#### Material for this task

☆ ☆ ☆ ☆ ☆

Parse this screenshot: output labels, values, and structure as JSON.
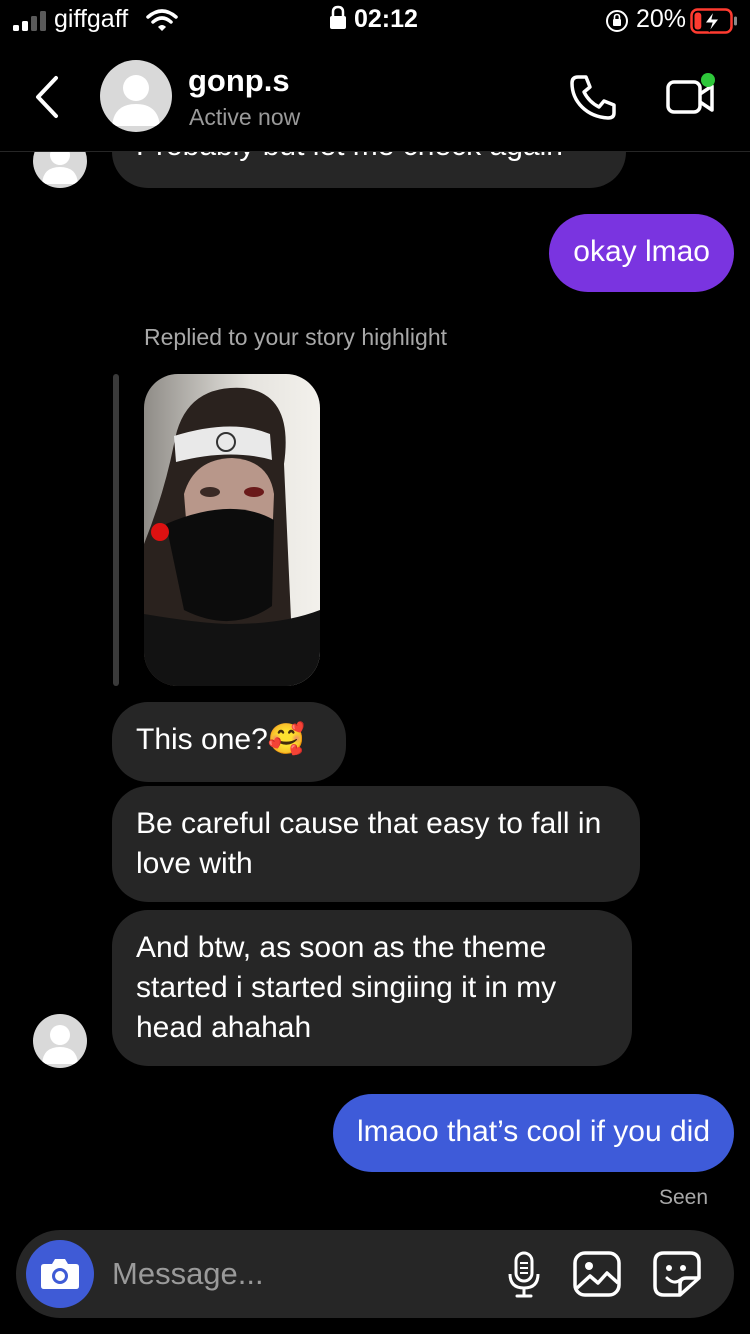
{
  "status_bar": {
    "carrier": "giffgaff",
    "time": "02:12",
    "battery_percent": "20%",
    "battery_level": 0.2
  },
  "header": {
    "username": "gonp.s",
    "status": "Active now"
  },
  "messages": {
    "partial_incoming": "Probably but let me check again",
    "out_1": "okay lmao",
    "reply_label": "Replied to your story highlight",
    "in_1": "This one?🥰",
    "in_2": "Be careful cause that easy to fall in love with",
    "in_3": "And btw, as soon as the theme started i started singiing it in my head ahahah",
    "out_2": "lmaoo that’s cool if you did",
    "seen": "Seen"
  },
  "composer": {
    "placeholder": "Message..."
  },
  "colors": {
    "out_bubble_purple": "#7a34e0",
    "out_bubble_blue": "#3e5bd9",
    "in_bubble": "#262626",
    "active_dot": "#2ec73a",
    "battery_charging": "#ff3b30"
  }
}
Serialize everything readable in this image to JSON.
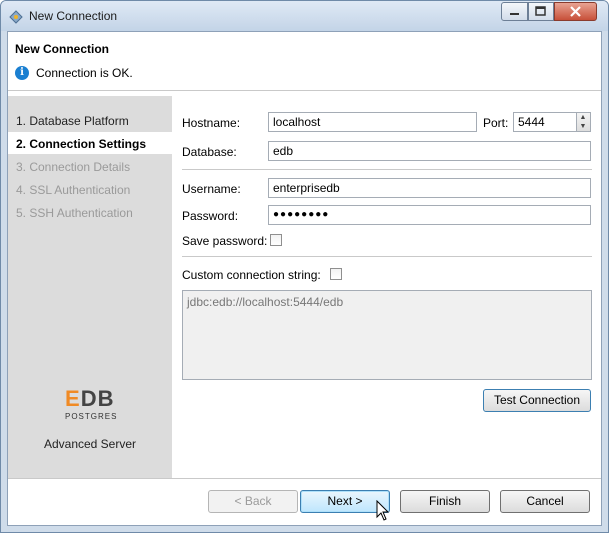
{
  "window": {
    "title": "New Connection"
  },
  "header": {
    "title": "New Connection",
    "message": "Connection is OK."
  },
  "sidebar": {
    "steps": [
      {
        "label": "1. Database Platform",
        "state": "done"
      },
      {
        "label": "2. Connection Settings",
        "state": "active"
      },
      {
        "label": "3. Connection Details",
        "state": "disabled"
      },
      {
        "label": "4. SSL Authentication",
        "state": "disabled"
      },
      {
        "label": "5. SSH Authentication",
        "state": "disabled"
      }
    ],
    "logo": {
      "mark_e": "E",
      "mark_db": "DB",
      "tagline": "POSTGRES",
      "caption": "Advanced Server"
    }
  },
  "form": {
    "hostname_label": "Hostname:",
    "hostname_value": "localhost",
    "port_label": "Port:",
    "port_value": "5444",
    "database_label": "Database:",
    "database_value": "edb",
    "username_label": "Username:",
    "username_value": "enterprisedb",
    "password_label": "Password:",
    "password_value": "●●●●●●●●",
    "save_password_label": "Save password:",
    "custom_string_label": "Custom connection string:",
    "connection_string": "jdbc:edb://localhost:5444/edb",
    "test_button": "Test Connection"
  },
  "footer": {
    "back": "< Back",
    "next": "Next >",
    "finish": "Finish",
    "cancel": "Cancel"
  },
  "colors": {
    "accent": "#1a7fd1",
    "logo_orange": "#f08a24",
    "titlebar": "#c3d4e7"
  }
}
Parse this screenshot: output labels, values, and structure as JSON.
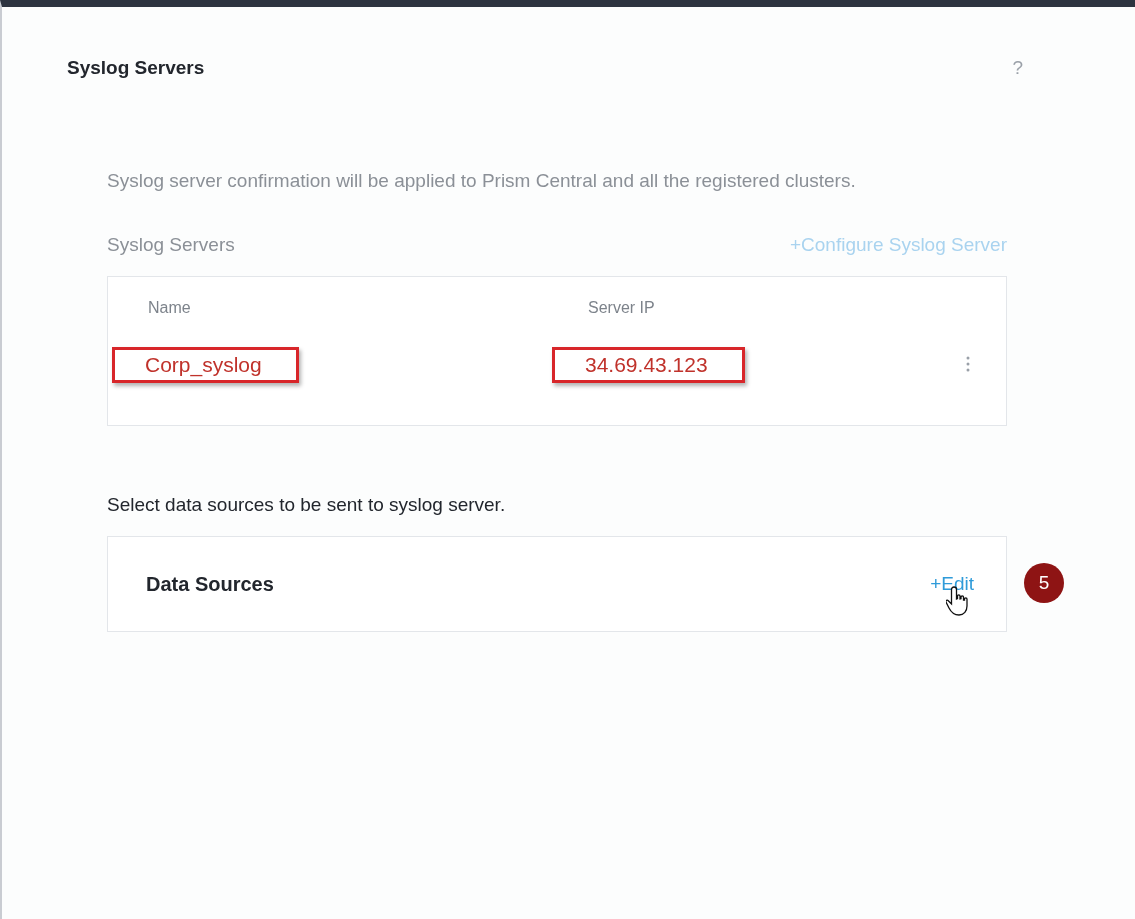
{
  "dialog": {
    "title": "Syslog Servers",
    "help": "?"
  },
  "description": "Syslog server confirmation will be applied to Prism Central and all the registered clusters.",
  "servers": {
    "label": "Syslog Servers",
    "configure_link": "+Configure Syslog Server",
    "columns": [
      "Name",
      "Server IP"
    ],
    "rows": [
      {
        "cells": [
          {
            "text": "Corp_syslog",
            "highlighted": true
          },
          {
            "text": "34.69.43.123",
            "highlighted": true
          }
        ]
      }
    ]
  },
  "data_sources": {
    "prompt": "Select data sources to be sent to syslog server.",
    "title": "Data Sources",
    "edit_link": "+Edit",
    "step_badge": "5"
  }
}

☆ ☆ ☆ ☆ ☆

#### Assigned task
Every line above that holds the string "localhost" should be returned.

#### Result of the exercise
    "hostname_value": "localhost",
    "connection_string": "jdbc:edb://localhost:5444/edb",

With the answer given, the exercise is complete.